Requirement. Copy the records out again in full, keeping them identical.
━━━━━━━━━━━━━━━━
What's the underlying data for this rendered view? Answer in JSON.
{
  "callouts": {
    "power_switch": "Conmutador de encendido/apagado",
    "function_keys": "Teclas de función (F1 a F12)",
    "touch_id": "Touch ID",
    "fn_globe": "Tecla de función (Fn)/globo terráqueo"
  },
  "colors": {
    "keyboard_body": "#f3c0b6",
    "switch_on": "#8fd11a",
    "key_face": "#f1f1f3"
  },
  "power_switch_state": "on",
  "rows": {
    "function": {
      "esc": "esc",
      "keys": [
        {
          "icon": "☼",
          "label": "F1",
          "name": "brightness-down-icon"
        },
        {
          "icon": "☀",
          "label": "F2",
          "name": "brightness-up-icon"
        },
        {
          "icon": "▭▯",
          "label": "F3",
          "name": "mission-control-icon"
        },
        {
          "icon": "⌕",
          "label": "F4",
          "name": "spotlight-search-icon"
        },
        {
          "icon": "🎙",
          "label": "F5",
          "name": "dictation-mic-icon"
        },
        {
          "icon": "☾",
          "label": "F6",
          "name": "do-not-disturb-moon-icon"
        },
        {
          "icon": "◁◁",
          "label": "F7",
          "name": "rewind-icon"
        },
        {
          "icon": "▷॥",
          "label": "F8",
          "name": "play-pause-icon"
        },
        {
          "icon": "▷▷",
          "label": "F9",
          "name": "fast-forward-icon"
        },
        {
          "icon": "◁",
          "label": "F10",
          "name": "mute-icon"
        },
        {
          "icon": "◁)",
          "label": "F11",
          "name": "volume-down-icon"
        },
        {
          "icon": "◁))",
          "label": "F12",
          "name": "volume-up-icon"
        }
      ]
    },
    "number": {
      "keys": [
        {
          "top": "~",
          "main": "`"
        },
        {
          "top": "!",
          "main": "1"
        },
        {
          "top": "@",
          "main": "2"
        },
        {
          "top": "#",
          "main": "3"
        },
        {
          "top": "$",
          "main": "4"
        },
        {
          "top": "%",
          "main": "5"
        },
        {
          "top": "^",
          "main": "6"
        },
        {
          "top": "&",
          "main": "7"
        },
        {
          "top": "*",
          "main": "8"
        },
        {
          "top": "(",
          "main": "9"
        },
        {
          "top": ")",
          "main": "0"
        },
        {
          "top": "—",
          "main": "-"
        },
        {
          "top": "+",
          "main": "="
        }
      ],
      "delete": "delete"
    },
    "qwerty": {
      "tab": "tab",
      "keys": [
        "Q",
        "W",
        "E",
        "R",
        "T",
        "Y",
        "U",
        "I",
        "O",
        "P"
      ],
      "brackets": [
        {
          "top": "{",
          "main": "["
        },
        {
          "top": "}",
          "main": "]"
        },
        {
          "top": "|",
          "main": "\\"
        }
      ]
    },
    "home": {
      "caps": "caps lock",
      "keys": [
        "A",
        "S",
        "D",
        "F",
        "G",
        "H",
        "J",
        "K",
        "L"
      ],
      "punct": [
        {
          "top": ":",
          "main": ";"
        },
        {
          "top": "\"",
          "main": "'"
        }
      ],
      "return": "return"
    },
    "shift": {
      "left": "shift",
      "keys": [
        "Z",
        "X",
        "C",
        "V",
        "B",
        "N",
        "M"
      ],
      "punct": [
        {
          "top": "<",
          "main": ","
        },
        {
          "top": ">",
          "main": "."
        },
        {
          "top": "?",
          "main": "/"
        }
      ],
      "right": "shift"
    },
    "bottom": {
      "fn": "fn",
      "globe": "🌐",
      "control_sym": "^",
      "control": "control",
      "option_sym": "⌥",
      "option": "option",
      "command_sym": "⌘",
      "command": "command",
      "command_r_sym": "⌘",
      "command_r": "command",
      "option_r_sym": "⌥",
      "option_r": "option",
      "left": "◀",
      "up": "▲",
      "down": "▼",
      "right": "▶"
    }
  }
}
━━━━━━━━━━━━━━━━
Task response.
What's the underlying data for this rendered view? Answer in JSON.
{
  "callouts": {
    "power_switch": "Conmutador de encendido/apagado",
    "function_keys": "Teclas de función (F1 a F12)",
    "touch_id": "Touch ID",
    "fn_globe": "Tecla de función (Fn)/globo terráqueo"
  },
  "colors": {
    "keyboard_body": "#f3c0b6",
    "switch_on": "#8fd11a",
    "key_face": "#f1f1f3"
  },
  "power_switch_state": "on",
  "rows": {
    "function": {
      "esc": "esc",
      "keys": [
        {
          "icon": "☼",
          "label": "F1",
          "name": "brightness-down-icon"
        },
        {
          "icon": "☀",
          "label": "F2",
          "name": "brightness-up-icon"
        },
        {
          "icon": "▭▯",
          "label": "F3",
          "name": "mission-control-icon"
        },
        {
          "icon": "⌕",
          "label": "F4",
          "name": "spotlight-search-icon"
        },
        {
          "icon": "🎙",
          "label": "F5",
          "name": "dictation-mic-icon"
        },
        {
          "icon": "☾",
          "label": "F6",
          "name": "do-not-disturb-moon-icon"
        },
        {
          "icon": "◁◁",
          "label": "F7",
          "name": "rewind-icon"
        },
        {
          "icon": "▷॥",
          "label": "F8",
          "name": "play-pause-icon"
        },
        {
          "icon": "▷▷",
          "label": "F9",
          "name": "fast-forward-icon"
        },
        {
          "icon": "◁",
          "label": "F10",
          "name": "mute-icon"
        },
        {
          "icon": "◁)",
          "label": "F11",
          "name": "volume-down-icon"
        },
        {
          "icon": "◁))",
          "label": "F12",
          "name": "volume-up-icon"
        }
      ]
    },
    "number": {
      "keys": [
        {
          "top": "~",
          "main": "`"
        },
        {
          "top": "!",
          "main": "1"
        },
        {
          "top": "@",
          "main": "2"
        },
        {
          "top": "#",
          "main": "3"
        },
        {
          "top": "$",
          "main": "4"
        },
        {
          "top": "%",
          "main": "5"
        },
        {
          "top": "^",
          "main": "6"
        },
        {
          "top": "&",
          "main": "7"
        },
        {
          "top": "*",
          "main": "8"
        },
        {
          "top": "(",
          "main": "9"
        },
        {
          "top": ")",
          "main": "0"
        },
        {
          "top": "—",
          "main": "-"
        },
        {
          "top": "+",
          "main": "="
        }
      ],
      "delete": "delete"
    },
    "qwerty": {
      "tab": "tab",
      "keys": [
        "Q",
        "W",
        "E",
        "R",
        "T",
        "Y",
        "U",
        "I",
        "O",
        "P"
      ],
      "brackets": [
        {
          "top": "{",
          "main": "["
        },
        {
          "top": "}",
          "main": "]"
        },
        {
          "top": "|",
          "main": "\\"
        }
      ]
    },
    "home": {
      "caps": "caps lock",
      "keys": [
        "A",
        "S",
        "D",
        "F",
        "G",
        "H",
        "J",
        "K",
        "L"
      ],
      "punct": [
        {
          "top": ":",
          "main": ";"
        },
        {
          "top": "\"",
          "main": "'"
        }
      ],
      "return": "return"
    },
    "shift": {
      "left": "shift",
      "keys": [
        "Z",
        "X",
        "C",
        "V",
        "B",
        "N",
        "M"
      ],
      "punct": [
        {
          "top": "<",
          "main": ","
        },
        {
          "top": ">",
          "main": "."
        },
        {
          "top": "?",
          "main": "/"
        }
      ],
      "right": "shift"
    },
    "bottom": {
      "fn": "fn",
      "globe": "🌐",
      "control_sym": "^",
      "control": "control",
      "option_sym": "⌥",
      "option": "option",
      "command_sym": "⌘",
      "command": "command",
      "command_r_sym": "⌘",
      "command_r": "command",
      "option_r_sym": "⌥",
      "option_r": "option",
      "left": "◀",
      "up": "▲",
      "down": "▼",
      "right": "▶"
    }
  }
}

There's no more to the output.